The Summit will also have a strong political dimension. Since I became Secretary General, I have continuously defended the value of NATO as an essential forum for political dialogue among the Allies. Our organisation brings together North America and Europe in a strong partnership. I think we should also use it more effectively to consult on a broad range of issues of interest to Allies. These discussions need not be followed by collective NATO action. But using NATO to consult each other is a natural part of a healthy transatlantic relationship. I expect Allies will continue to do that also in Riga and exchange views on the most burning security issues of the day.
On enlargement, I do not expect the Summit to issue further invitations for membership.
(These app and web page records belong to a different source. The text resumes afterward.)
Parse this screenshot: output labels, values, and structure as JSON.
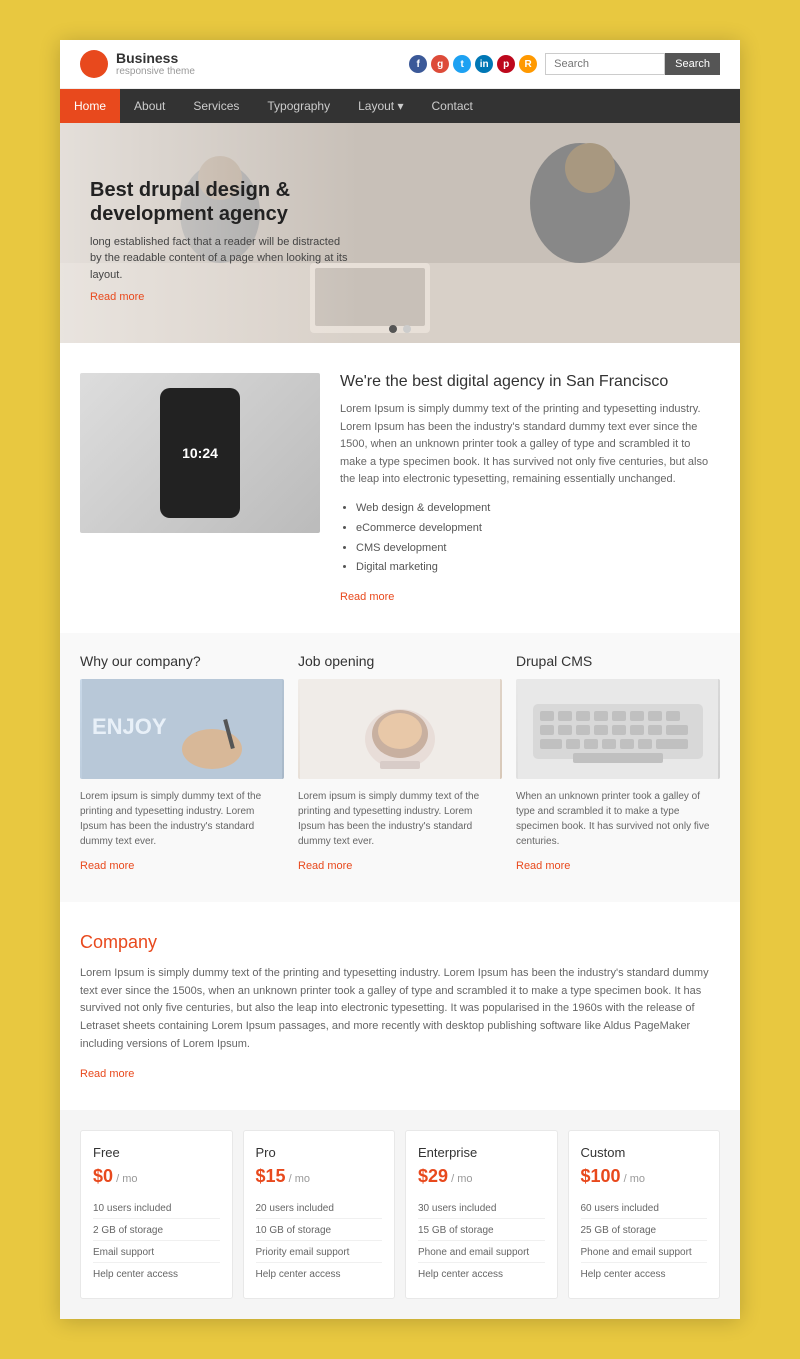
{
  "header": {
    "logo": {
      "main": "Business",
      "sub": "responsive theme"
    },
    "search_placeholder": "Search",
    "search_button": "Search",
    "social_icons": [
      "f",
      "g+",
      "t",
      "in",
      "p",
      "rss"
    ]
  },
  "nav": {
    "items": [
      {
        "label": "Home",
        "active": true
      },
      {
        "label": "About",
        "active": false
      },
      {
        "label": "Services",
        "active": false
      },
      {
        "label": "Typography",
        "active": false
      },
      {
        "label": "Layout",
        "active": false,
        "has_dropdown": true
      },
      {
        "label": "Contact",
        "active": false
      }
    ]
  },
  "hero": {
    "title": "Best drupal design & development agency",
    "description": "long established fact that a reader will be distracted by the readable content of a page when looking at its layout.",
    "readmore": "Read more",
    "slide_count": 2,
    "active_slide": 1
  },
  "about": {
    "image_time": "10:24",
    "heading": "We're the best digital agency in San Francisco",
    "body": "Lorem Ipsum is simply dummy text of the printing and typesetting industry. Lorem Ipsum has been the industry's standard dummy text ever since the 1500, when an unknown printer took a galley of type and scrambled it to make a type specimen book. It has survived not only five centuries, but also the leap into electronic typesetting, remaining essentially unchanged.",
    "list_items": [
      "Web design & development",
      "eCommerce development",
      "CMS development",
      "Digital marketing"
    ],
    "readmore": "Read more"
  },
  "three_columns": [
    {
      "heading": "Why our company?",
      "image_label": "ENJOY",
      "body": "Lorem ipsum is simply dummy text of the printing and typesetting industry. Lorem Ipsum has been the industry's standard dummy text ever.",
      "readmore": "Read more"
    },
    {
      "heading": "Job opening",
      "image_label": "☕",
      "body": "Lorem ipsum is simply dummy text of the printing and typesetting industry. Lorem Ipsum has been the industry's standard dummy text ever.",
      "readmore": "Read more"
    },
    {
      "heading": "Drupal CMS",
      "image_label": "⌨",
      "body": "When an unknown printer took a galley of type and scrambled it to make a type specimen book. It has survived not only five centuries.",
      "readmore": "Read more"
    }
  ],
  "company": {
    "heading": "Company",
    "body": "Lorem Ipsum is simply dummy text of the printing and typesetting industry. Lorem Ipsum has been the industry's standard dummy text ever since the 1500s, when an unknown printer took a galley of type and scrambled it to make a type specimen book. It has survived not only five centuries, but also the leap into electronic typesetting. It was popularised in the 1960s with the release of Letraset sheets containing Lorem Ipsum passages, and more recently with desktop publishing software like Aldus PageMaker including versions of Lorem Ipsum.",
    "readmore": "Read more"
  },
  "pricing": [
    {
      "tier": "Free",
      "price": "$0",
      "period": "/ mo",
      "features": [
        "10 users included",
        "2 GB of storage",
        "Email support",
        "Help center access"
      ]
    },
    {
      "tier": "Pro",
      "price": "$15",
      "period": "/ mo",
      "features": [
        "20 users included",
        "10 GB of storage",
        "Priority email support",
        "Help center access"
      ]
    },
    {
      "tier": "Enterprise",
      "price": "$29",
      "period": "/ mo",
      "features": [
        "30 users included",
        "15 GB of storage",
        "Phone and email support",
        "Help center access"
      ]
    },
    {
      "tier": "Custom",
      "price": "$100",
      "period": "/ mo",
      "features": [
        "60 users included",
        "25 GB of storage",
        "Phone and email support",
        "Help center access"
      ]
    }
  ]
}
But we will certainly strongly confirm our open door policy and encourage aspirants to continue to work towards achieving the necessary standards. And NATO will stand ready to continue to assist their reform agenda.
The Summit will also strengthen our partnerships. We will reinforce our relations with our partners across the Euro-Atlantic area. We will also build on our Mediterranean Dialogue with 6 Arab countries and Israel, and our Istanbul Cooperation Initiative with four Gulf countries. In this vein, we are developing a NATO Training Initiative for consideration at the Summit.
But we also want to look beyond the Euro-Atlantic region and the broader Middle East. Countries like Australia and New Zealand participate in our operations and put their soldiers’ lives in line together with our soldiers. There are also other countries who share our values and have the potential to contribute to our operations. We would like to strengthen our dialogue with these countries, too. This will not turn NATO into a global organisation. But we do face global threats – terrorism, WMD – and we do need global partners.
Ladies and Gentlemen,
I am conscious that such summit meetings bring with them a degree of inconvenience for the host nation in terms of security. But the Riga Summit is vital to ensure that NATO remains fully capable of protecting Allies’ security interests and values. I am deeply grateful to the Government and people of Latvia for offering to host the summit here – I can think of no better place as a symbol both of what NATO has achieved, and what NATO represents.